═══ Dataset ═══

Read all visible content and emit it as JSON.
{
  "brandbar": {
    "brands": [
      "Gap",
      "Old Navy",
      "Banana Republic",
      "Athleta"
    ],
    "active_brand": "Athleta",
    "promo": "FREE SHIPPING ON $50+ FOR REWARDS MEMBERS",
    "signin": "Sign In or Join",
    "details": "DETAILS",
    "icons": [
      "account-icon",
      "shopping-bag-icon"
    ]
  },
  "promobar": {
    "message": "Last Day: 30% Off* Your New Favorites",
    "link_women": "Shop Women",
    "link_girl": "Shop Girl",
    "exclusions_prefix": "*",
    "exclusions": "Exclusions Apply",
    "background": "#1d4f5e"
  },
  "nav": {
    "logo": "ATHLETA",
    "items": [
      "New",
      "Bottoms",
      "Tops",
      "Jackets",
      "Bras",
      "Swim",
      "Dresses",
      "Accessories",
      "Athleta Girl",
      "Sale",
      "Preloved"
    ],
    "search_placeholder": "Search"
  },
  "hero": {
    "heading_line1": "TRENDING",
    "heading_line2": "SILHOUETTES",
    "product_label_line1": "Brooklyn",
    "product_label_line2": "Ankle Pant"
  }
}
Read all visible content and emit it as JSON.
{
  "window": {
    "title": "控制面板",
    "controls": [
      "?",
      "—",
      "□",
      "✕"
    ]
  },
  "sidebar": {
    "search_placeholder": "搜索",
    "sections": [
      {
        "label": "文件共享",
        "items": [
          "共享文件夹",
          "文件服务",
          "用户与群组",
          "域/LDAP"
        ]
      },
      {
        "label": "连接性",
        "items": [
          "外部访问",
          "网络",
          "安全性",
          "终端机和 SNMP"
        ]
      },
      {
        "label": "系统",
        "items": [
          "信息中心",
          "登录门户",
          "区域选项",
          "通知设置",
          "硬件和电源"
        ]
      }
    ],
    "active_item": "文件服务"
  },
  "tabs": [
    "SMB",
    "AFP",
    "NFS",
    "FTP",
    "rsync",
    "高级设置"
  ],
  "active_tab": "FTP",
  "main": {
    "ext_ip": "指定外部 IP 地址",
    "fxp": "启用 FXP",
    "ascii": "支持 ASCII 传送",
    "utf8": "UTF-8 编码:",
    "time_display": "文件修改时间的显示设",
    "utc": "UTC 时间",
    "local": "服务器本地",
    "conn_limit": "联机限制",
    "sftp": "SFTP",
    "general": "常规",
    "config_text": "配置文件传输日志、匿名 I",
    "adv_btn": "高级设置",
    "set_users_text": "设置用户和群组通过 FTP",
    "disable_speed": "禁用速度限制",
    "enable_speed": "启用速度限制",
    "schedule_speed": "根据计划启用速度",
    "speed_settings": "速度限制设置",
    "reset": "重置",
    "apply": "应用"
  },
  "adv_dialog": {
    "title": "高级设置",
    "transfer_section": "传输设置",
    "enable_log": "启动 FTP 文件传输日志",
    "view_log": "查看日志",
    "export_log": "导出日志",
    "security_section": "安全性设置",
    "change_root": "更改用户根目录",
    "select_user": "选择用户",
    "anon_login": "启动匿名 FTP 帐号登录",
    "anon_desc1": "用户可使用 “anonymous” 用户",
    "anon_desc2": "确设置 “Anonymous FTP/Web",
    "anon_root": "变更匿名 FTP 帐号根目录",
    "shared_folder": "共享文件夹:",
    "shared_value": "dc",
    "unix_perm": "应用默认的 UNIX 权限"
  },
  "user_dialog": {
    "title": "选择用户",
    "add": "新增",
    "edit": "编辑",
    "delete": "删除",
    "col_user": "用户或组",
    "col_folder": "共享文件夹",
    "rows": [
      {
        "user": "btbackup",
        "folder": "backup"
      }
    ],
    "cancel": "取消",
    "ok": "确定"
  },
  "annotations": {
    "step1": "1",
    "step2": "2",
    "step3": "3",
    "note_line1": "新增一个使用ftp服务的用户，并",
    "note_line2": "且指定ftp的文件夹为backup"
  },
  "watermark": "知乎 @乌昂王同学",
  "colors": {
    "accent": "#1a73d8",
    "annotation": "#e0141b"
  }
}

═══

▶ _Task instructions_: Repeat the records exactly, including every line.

▶ _Written reply_:
Read all visible content and emit it as JSON.
{
  "brandbar": {
    "brands": [
      "Gap",
      "Old Navy",
      "Banana Republic",
      "Athleta"
    ],
    "active_brand": "Athleta",
    "promo": "FREE SHIPPING ON $50+ FOR REWARDS MEMBERS",
    "signin": "Sign In or Join",
    "details": "DETAILS",
    "icons": [
      "account-icon",
      "shopping-bag-icon"
    ]
  },
  "promobar": {
    "message": "Last Day: 30% Off* Your New Favorites",
    "link_women": "Shop Women",
    "link_girl": "Shop Girl",
    "exclusions_prefix": "*",
    "exclusions": "Exclusions Apply",
    "background": "#1d4f5e"
  },
  "nav": {
    "logo": "ATHLETA",
    "items": [
      "New",
      "Bottoms",
      "Tops",
      "Jackets",
      "Bras",
      "Swim",
      "Dresses",
      "Accessories",
      "Athleta Girl",
      "Sale",
      "Preloved"
    ],
    "search_placeholder": "Search"
  },
  "hero": {
    "heading_line1": "TRENDING",
    "heading_line2": "SILHOUETTES",
    "product_label_line1": "Brooklyn",
    "product_label_line2": "Ankle Pant"
  }
}
Read all visible content and emit it as JSON.
{
  "window": {
    "title": "控制面板",
    "controls": [
      "?",
      "—",
      "□",
      "✕"
    ]
  },
  "sidebar": {
    "search_placeholder": "搜索",
    "sections": [
      {
        "label": "文件共享",
        "items": [
          "共享文件夹",
          "文件服务",
          "用户与群组",
          "域/LDAP"
        ]
      },
      {
        "label": "连接性",
        "items": [
          "外部访问",
          "网络",
          "安全性",
          "终端机和 SNMP"
        ]
      },
      {
        "label": "系统",
        "items": [
          "信息中心",
          "登录门户",
          "区域选项",
          "通知设置",
          "硬件和电源"
        ]
      }
    ],
    "active_item": "文件服务"
  },
  "tabs": [
    "SMB",
    "AFP",
    "NFS",
    "FTP",
    "rsync",
    "高级设置"
  ],
  "active_tab": "FTP",
  "main": {
    "ext_ip": "指定外部 IP 地址",
    "fxp": "启用 FXP",
    "ascii": "支持 ASCII 传送",
    "utf8": "UTF-8 编码:",
    "time_display": "文件修改时间的显示设",
    "utc": "UTC 时间",
    "local": "服务器本地",
    "conn_limit": "联机限制",
    "sftp": "SFTP",
    "general": "常规",
    "config_text": "配置文件传输日志、匿名 I",
    "adv_btn": "高级设置",
    "set_users_text": "设置用户和群组通过 FTP",
    "disable_speed": "禁用速度限制",
    "enable_speed": "启用速度限制",
    "schedule_speed": "根据计划启用速度",
    "speed_settings": "速度限制设置",
    "reset": "重置",
    "apply": "应用"
  },
  "adv_dialog": {
    "title": "高级设置",
    "transfer_section": "传输设置",
    "enable_log": "启动 FTP 文件传输日志",
    "view_log": "查看日志",
    "export_log": "导出日志",
    "security_section": "安全性设置",
    "change_root": "更改用户根目录",
    "select_user": "选择用户",
    "anon_login": "启动匿名 FTP 帐号登录",
    "anon_desc1": "用户可使用 “anonymous” 用户",
    "anon_desc2": "确设置 “Anonymous FTP/Web",
    "anon_root": "变更匿名 FTP 帐号根目录",
    "shared_folder": "共享文件夹:",
    "shared_value": "dc",
    "unix_perm": "应用默认的 UNIX 权限"
  },
  "user_dialog": {
    "title": "选择用户",
    "add": "新增",
    "edit": "编辑",
    "delete": "删除",
    "col_user": "用户或组",
    "col_folder": "共享文件夹",
    "rows": [
      {
        "user": "btbackup",
        "folder": "backup"
      }
    ],
    "cancel": "取消",
    "ok": "确定"
  },
  "annotations": {
    "step1": "1",
    "step2": "2",
    "step3": "3",
    "note_line1": "新增一个使用ftp服务的用户，并",
    "note_line2": "且指定ftp的文件夹为backup"
  },
  "watermark": "知乎 @乌昂王同学",
  "colors": {
    "accent": "#1a73d8",
    "annotation": "#e0141b"
  }
}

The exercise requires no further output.